Tag: "maps"

Posted May 13, 2015 by lgonzalez

Last month, we highlighted the story of Seth, a Washington state homeowner forced to put his home up for sale due to a perfect storm of sloppy customer service, corporate bureaucracy, and terrible Internet policy. Now meet Dave Mortimer from Michigan.

Dave is another person in a similar situation, reports Ars Technica. In 2013 incumbent AT&T told Dave three separate times that the house he had his eye on in rural Lowell had U-verse fiber network capabilities. Their website verified what customer service represenatives told him. Dave is an IT professional and wanted the opportunity to work from home. He must be on call while not in the office and so requires a fast residential Internet connection. 

After buying the home and moving in, AT&T backpedaled. Actually his best option was DSL offering 768 Kbps. Oops!

Working from home was a struggle. After Dave complained to AT&T, the FCC, the FTC, and the state Public Service Commission, the provider eventually updated their website but that didn't help Dave. He limped along but seldom worked from home as he had planned to do from the start. His office is 30 minutes away.

Finally, AT&T billed him for a phone line he never requested leading to an auto-payment error and a shut-off of his Internet service. That was enough for Dave. He approached a local wireless provider Vergenness Broadband and, working with the installer, attached the receiver to a tree some distance from his house and buried the extra long cable in cracks in his driveway to his house. Dave now pays $60 per month and gets the 3 Mbps download / 1 Mbps upload he was promised.

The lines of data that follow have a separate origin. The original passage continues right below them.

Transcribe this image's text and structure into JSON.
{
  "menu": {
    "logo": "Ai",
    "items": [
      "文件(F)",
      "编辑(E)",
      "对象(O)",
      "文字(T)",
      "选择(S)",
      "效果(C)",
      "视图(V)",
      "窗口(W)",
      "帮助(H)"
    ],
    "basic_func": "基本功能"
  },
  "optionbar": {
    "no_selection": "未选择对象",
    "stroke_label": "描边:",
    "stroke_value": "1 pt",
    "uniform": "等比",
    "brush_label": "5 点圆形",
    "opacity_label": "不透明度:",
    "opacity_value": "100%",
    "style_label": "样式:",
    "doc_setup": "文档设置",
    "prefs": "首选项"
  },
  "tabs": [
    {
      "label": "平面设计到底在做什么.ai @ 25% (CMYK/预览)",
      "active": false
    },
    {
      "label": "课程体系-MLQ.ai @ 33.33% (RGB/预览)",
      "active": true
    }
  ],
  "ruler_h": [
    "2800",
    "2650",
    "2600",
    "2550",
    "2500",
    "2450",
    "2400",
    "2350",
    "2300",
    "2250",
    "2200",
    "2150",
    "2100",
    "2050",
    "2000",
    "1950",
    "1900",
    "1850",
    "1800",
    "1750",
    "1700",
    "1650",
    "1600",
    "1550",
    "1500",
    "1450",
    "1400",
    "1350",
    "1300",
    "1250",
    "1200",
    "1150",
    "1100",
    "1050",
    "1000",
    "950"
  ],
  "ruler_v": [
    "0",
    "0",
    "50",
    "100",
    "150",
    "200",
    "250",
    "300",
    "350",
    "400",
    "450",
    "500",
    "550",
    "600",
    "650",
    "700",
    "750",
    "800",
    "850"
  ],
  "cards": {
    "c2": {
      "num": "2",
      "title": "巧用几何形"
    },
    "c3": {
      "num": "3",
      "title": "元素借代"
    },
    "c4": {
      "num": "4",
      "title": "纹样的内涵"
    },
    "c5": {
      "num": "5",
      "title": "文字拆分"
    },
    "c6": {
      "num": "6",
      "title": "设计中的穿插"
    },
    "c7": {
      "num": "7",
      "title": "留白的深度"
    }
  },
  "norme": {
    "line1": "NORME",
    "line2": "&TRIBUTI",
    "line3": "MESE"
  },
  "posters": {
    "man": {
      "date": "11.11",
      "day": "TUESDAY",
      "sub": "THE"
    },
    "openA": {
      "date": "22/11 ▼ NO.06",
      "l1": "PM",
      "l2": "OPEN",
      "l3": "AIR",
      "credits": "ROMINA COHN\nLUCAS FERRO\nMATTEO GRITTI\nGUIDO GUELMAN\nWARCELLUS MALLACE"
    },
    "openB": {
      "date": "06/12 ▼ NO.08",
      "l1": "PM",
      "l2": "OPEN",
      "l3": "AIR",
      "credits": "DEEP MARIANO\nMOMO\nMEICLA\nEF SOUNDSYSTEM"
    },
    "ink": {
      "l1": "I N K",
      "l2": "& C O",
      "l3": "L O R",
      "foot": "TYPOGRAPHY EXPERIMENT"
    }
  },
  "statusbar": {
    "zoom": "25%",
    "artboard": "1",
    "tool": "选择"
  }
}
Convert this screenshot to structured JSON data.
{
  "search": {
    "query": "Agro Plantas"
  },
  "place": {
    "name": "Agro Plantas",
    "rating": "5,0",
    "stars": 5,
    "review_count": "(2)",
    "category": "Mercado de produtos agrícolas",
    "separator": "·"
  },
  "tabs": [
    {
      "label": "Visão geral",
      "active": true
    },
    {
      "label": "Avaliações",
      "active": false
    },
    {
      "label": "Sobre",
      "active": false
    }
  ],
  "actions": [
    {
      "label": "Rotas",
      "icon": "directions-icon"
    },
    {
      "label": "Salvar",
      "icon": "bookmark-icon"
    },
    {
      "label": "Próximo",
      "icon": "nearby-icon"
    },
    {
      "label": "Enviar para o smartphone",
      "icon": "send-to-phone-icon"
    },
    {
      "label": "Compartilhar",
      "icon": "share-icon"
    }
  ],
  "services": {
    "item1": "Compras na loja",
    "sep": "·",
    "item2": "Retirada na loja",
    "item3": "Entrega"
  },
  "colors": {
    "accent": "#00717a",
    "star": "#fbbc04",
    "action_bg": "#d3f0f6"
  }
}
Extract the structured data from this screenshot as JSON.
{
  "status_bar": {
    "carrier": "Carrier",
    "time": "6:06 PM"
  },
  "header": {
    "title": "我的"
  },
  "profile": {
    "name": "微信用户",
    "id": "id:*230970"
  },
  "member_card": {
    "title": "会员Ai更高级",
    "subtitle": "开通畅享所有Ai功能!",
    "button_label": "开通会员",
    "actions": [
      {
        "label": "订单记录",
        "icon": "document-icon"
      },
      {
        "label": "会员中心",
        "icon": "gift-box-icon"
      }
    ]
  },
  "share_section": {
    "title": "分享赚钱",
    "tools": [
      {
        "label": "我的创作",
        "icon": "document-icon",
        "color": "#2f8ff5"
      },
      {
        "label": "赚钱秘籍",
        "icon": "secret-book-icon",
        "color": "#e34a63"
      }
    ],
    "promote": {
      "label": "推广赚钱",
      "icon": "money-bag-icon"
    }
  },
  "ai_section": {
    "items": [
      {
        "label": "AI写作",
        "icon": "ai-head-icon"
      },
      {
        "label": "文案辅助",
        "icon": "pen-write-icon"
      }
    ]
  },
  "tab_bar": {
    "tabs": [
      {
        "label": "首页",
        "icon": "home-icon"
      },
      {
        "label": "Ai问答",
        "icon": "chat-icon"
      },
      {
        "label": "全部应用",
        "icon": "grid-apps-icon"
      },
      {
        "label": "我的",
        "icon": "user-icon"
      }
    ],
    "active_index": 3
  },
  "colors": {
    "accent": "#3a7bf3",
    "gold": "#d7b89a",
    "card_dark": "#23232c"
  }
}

Dave is no where near the 45 Mbps he had hoped to obtain from the phantom U-verse, but he has this to say about his local provider:

“This is a night and day difference since switching from AT&T," he said. "Everything that AT&T did wrong, this small local company is doing right.”

Dave was fortunate to have a local company able to bring him service, even though it is not broadband as defined by the FCC. Nevertheless, he considers this a temporary fix and the best he can get for the time being.

This small company lured away Dave from AT&... Read more

Posted February 9, 2015 by lgonzalez

As of January 2015, more communities than ever before have realized the value of publicly owned broadband infrastructure.

In order to introduce our updated Community Networks Map to advocates of better broadband, policy makers, and community leaders, we created the Community Networks Map fact sheet.

This is a great resource for policy makers, advocates, and community leaders who want a visul tool to share the truth – that a large number of successful community broadband networks are spread across the country, serving constituents, encouraging economic development, and saving public dollars.

Download the PDF to learn more and visit the online interactive map to obtain detailed information and links to specific community stories on the map.

Posted February 26, 2013 by christopher

We have updated and expanded our interactive Community Owned Network Map [Non-interactive screen shot above]. The map continues to track the FTTH, cable networks, and partial fiber networks owned by local governments in the U.S. Now it also tracks dark fiber networks, publicly owned stimulus funded networks, and which networks are already advertising and/or delivering gigabit services.

We are presently tracking networks in 342 communities, including:

  • 89 communities with a publicly owned FTTH network reaching most or all of the community.
  • 74 communities with a publicly owned cable network reaching most or all of the community.
  • 179 communities with some publicly owned fiber service available to parts of the community.
  • 35 communities in 10 states with a publicly owned network offering at least 1 Gigabit services.

Visit the map here.

Posted December 6, 2011 by davidmilavetz

This is a map showing the different communities and areas of the country we have covered in our stories. For a map showing all the community owned fiber and cable networks we know of, see the Community Networks Map. And if you want stories about community networks delivered to you via email once a week, sign up here.